• REQUIRED ACTION
Render every line of the data exactly as written, and leave out the pictures.

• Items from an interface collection
•••

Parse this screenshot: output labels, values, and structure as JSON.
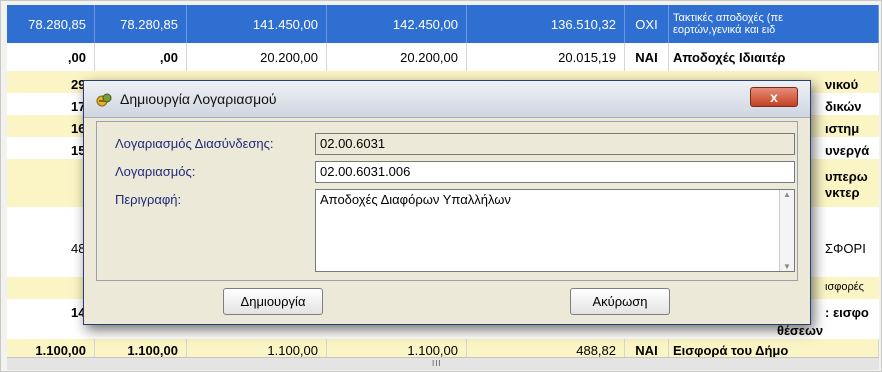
{
  "background_grid": {
    "rows": [
      {
        "values": [
          "78.280,85",
          "78.280,85",
          "141.450,00",
          "142.450,00",
          "136.510,32"
        ],
        "flag": "ΟΧΙ",
        "desc_line1": "Τακτικές αποδοχές (πε",
        "desc_line2": "εορτών,γενικά και ειδ"
      },
      {
        "values": [
          ",00",
          ",00",
          "20.200,00",
          "20.200,00",
          "20.015,19"
        ],
        "flag": "ΝΑΙ",
        "desc_line1": "Αποδοχές Ιδιαιτέρ"
      }
    ],
    "cut_left": [
      "29",
      "17",
      "16",
      "15",
      "48",
      "14"
    ],
    "cut_right": [
      "νικού",
      "δικών",
      "ιστημ",
      "υνεργά",
      "υπερω",
      "νκτερ",
      "ΣΦΟΡΙ",
      "ισφορές",
      ": εισφο",
      "θέσεων"
    ],
    "last_row": {
      "values": [
        "1.100,00",
        "1.100,00",
        "1.100,00",
        "1.100,00",
        "488,82"
      ],
      "flag": "ΝΑΙ",
      "desc": "Εισφορά του Δήμο"
    },
    "scroll_grip": "III"
  },
  "dialog": {
    "title": "Δημιουργία Λογαριασμού",
    "close_label": "x",
    "fields": {
      "link_account": {
        "label": "Λογαριασμός Διασύνδεσης:",
        "value": "02.00.6031"
      },
      "account": {
        "label": "Λογαριασμός:",
        "value": "02.00.6031.006"
      },
      "description": {
        "label": "Περιγραφή:",
        "value": "Αποδοχές Διαφόρων Υπαλλήλων"
      }
    },
    "buttons": {
      "create": "Δημιουργία",
      "cancel": "Ακύρωση"
    }
  }
}
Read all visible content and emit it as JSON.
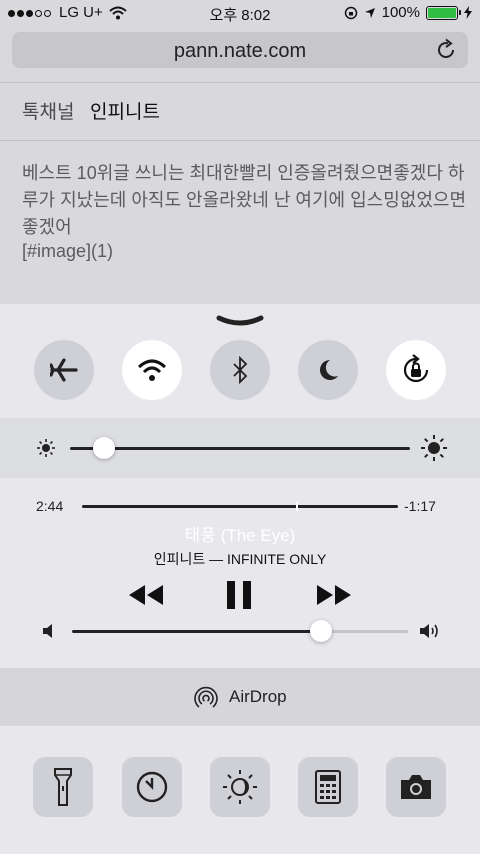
{
  "status_bar": {
    "carrier": "LG U+",
    "time": "오후 8:02",
    "battery": "100%",
    "battery_color": "#2fbe43"
  },
  "browser": {
    "url": "pann.nate.com",
    "breadcrumb_parent": "톡채널",
    "breadcrumb_current": "인피니트",
    "post_text": "베스트 10위글 쓰니는 최대한빨리 인증올려줬으면좋겠다 하루가 지났는데 아직도 안올라왔네 난 여기에 입스밍없었으면좋겠어",
    "post_link": "[#image](1)"
  },
  "control_center": {
    "toggles": [
      {
        "name": "airplane-mode",
        "on": false,
        "icon": "airplane-icon"
      },
      {
        "name": "wifi",
        "on": true,
        "icon": "wifi-icon"
      },
      {
        "name": "bluetooth",
        "on": false,
        "icon": "bluetooth-icon"
      },
      {
        "name": "do-not-disturb",
        "on": false,
        "icon": "moon-icon"
      },
      {
        "name": "rotation-lock",
        "on": true,
        "icon": "rotation-lock-icon"
      }
    ],
    "brightness_level": 0.1,
    "music": {
      "elapsed": "2:44",
      "remaining": "-1:17",
      "progress": 0.68,
      "title": "태풍 (The Eye)",
      "artist_album": "인피니트 — INFINITE ONLY",
      "volume_level": 0.74
    },
    "airdrop_label": "AirDrop",
    "tools": [
      "flashlight-icon",
      "timer-icon",
      "night-shift-icon",
      "calculator-icon",
      "camera-icon"
    ]
  }
}
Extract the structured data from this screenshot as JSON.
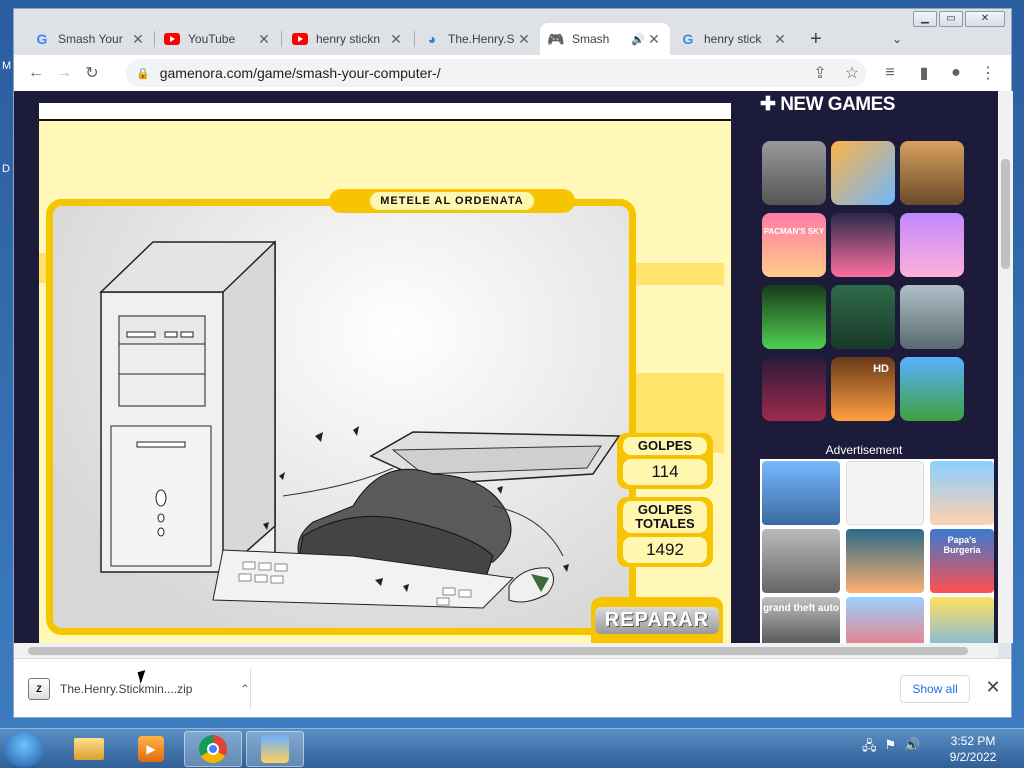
{
  "browser": {
    "tabs": [
      {
        "title": "Smash Your",
        "favicon": "google-icon"
      },
      {
        "title": "YouTube",
        "favicon": "youtube-icon"
      },
      {
        "title": "henry stickn",
        "favicon": "youtube-icon"
      },
      {
        "title": "The.Henry.S",
        "favicon": "edge-icon"
      },
      {
        "title": "Smash",
        "favicon": "gamepad-icon",
        "active": true
      },
      {
        "title": "henry stick",
        "favicon": "google-icon"
      }
    ],
    "new_tab": "+",
    "url": "gamenora.com/game/smash-your-computer-/"
  },
  "game": {
    "title": "METELE AL ORDENATA",
    "hits_label": "GOLPES",
    "hits_value": "114",
    "total_label_1": "GOLPES",
    "total_label_2": "TOTALES",
    "total_value": "1492",
    "repair_label": "REPARAR"
  },
  "sidebar": {
    "heading": "NEW GAMES",
    "ad_label": "Advertisement",
    "thumb_texts": [
      "PACMAN'S SKY",
      "HD"
    ],
    "ad_texts": [
      "Papa's Burgeria",
      "grand theft auto"
    ]
  },
  "downloads": {
    "file": "The.Henry.Stickmin....zip",
    "show_all": "Show all"
  },
  "taskbar": {
    "time": "3:52 PM",
    "date": "9/2/2022"
  },
  "desktop": {
    "letters": [
      "M",
      "D"
    ]
  },
  "colors": {
    "accent_yellow": "#f6c400",
    "page_bg": "#1d1b3a",
    "link_blue": "#1a73e8"
  }
}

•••

• EXPECTED ANSWER
Parse this screenshot: output labels, values, and structure as JSON.
{
  "background_grid": {
    "rows": [
      {
        "values": [
          "78.280,85",
          "78.280,85",
          "141.450,00",
          "142.450,00",
          "136.510,32"
        ],
        "flag": "ΟΧΙ",
        "desc_line1": "Τακτικές αποδοχές (πε",
        "desc_line2": "εορτών,γενικά και ειδ"
      },
      {
        "values": [
          ",00",
          ",00",
          "20.200,00",
          "20.200,00",
          "20.015,19"
        ],
        "flag": "ΝΑΙ",
        "desc_line1": "Αποδοχές Ιδιαιτέρ"
      }
    ],
    "cut_left": [
      "29",
      "17",
      "16",
      "15",
      "48",
      "14"
    ],
    "cut_right": [
      "νικού",
      "δικών",
      "ιστημ",
      "υνεργά",
      "υπερω",
      "νκτερ",
      "ΣΦΟΡΙ",
      "ισφορές",
      ": εισφο",
      "θέσεων"
    ],
    "last_row": {
      "values": [
        "1.100,00",
        "1.100,00",
        "1.100,00",
        "1.100,00",
        "488,82"
      ],
      "flag": "ΝΑΙ",
      "desc": "Εισφορά του Δήμο"
    },
    "scroll_grip": "III"
  },
  "dialog": {
    "title": "Δημιουργία Λογαριασμού",
    "close_label": "x",
    "fields": {
      "link_account": {
        "label": "Λογαριασμός Διασύνδεσης:",
        "value": "02.00.6031"
      },
      "account": {
        "label": "Λογαριασμός:",
        "value": "02.00.6031.006"
      },
      "description": {
        "label": "Περιγραφή:",
        "value": "Αποδοχές Διαφόρων Υπαλλήλων"
      }
    },
    "buttons": {
      "create": "Δημιουργία",
      "cancel": "Ακύρωση"
    }
  }
}
Read all visible content and emit it as JSON.
{
  "status_bar": {
    "carrier": "LG U+",
    "time": "오후 8:02",
    "battery": "100%",
    "battery_color": "#2fbe43"
  },
  "browser": {
    "url": "pann.nate.com",
    "breadcrumb_parent": "톡채널",
    "breadcrumb_current": "인피니트",
    "post_text": "베스트 10위글 쓰니는 최대한빨리 인증올려줬으면좋겠다 하루가 지났는데 아직도 안올라왔네 난 여기에 입스밍없었으면좋겠어",
    "post_link": "[#image](1)"
  },
  "control_center": {
    "toggles": [
      {
        "name": "airplane-mode",
        "on": false,
        "icon": "airplane-icon"
      },
      {
        "name": "wifi",
        "on": true,
        "icon": "wifi-icon"
      },
      {
        "name": "bluetooth",
        "on": false,
        "icon": "bluetooth-icon"
      },
      {
        "name": "do-not-disturb",
        "on": false,
        "icon": "moon-icon"
      },
      {
        "name": "rotation-lock",
        "on": true,
        "icon": "rotation-lock-icon"
      }
    ],
    "brightness_level": 0.1,
    "music": {
      "elapsed": "2:44",
      "remaining": "-1:17",
      "progress": 0.68,
      "title": "태풍 (The Eye)",
      "artist_album": "인피니트 — INFINITE ONLY",
      "volume_level": 0.74
    },
    "airdrop_label": "AirDrop",
    "tools": [
      "flashlight-icon",
      "timer-icon",
      "night-shift-icon",
      "calculator-icon",
      "camera-icon"
    ]
  }
}
Extract the structured data from this screenshot as JSON.
{
  "browser": {
    "tabs": [
      {
        "title": "Smash Your",
        "favicon": "google-icon"
      },
      {
        "title": "YouTube",
        "favicon": "youtube-icon"
      },
      {
        "title": "henry stickn",
        "favicon": "youtube-icon"
      },
      {
        "title": "The.Henry.S",
        "favicon": "edge-icon"
      },
      {
        "title": "Smash",
        "favicon": "gamepad-icon",
        "active": true
      },
      {
        "title": "henry stick",
        "favicon": "google-icon"
      }
    ],
    "new_tab": "+",
    "url": "gamenora.com/game/smash-your-computer-/"
  },
  "game": {
    "title": "METELE AL ORDENATA",
    "hits_label": "GOLPES",
    "hits_value": "114",
    "total_label_1": "GOLPES",
    "total_label_2": "TOTALES",
    "total_value": "1492",
    "repair_label": "REPARAR"
  },
  "sidebar": {
    "heading": "NEW GAMES",
    "ad_label": "Advertisement",
    "thumb_texts": [
      "PACMAN'S SKY",
      "HD"
    ],
    "ad_texts": [
      "Papa's Burgeria",
      "grand theft auto"
    ]
  },
  "downloads": {
    "file": "The.Henry.Stickmin....zip",
    "show_all": "Show all"
  },
  "taskbar": {
    "time": "3:52 PM",
    "date": "9/2/2022"
  },
  "desktop": {
    "letters": [
      "M",
      "D"
    ]
  },
  "colors": {
    "accent_yellow": "#f6c400",
    "page_bg": "#1d1b3a",
    "link_blue": "#1a73e8"
  }
}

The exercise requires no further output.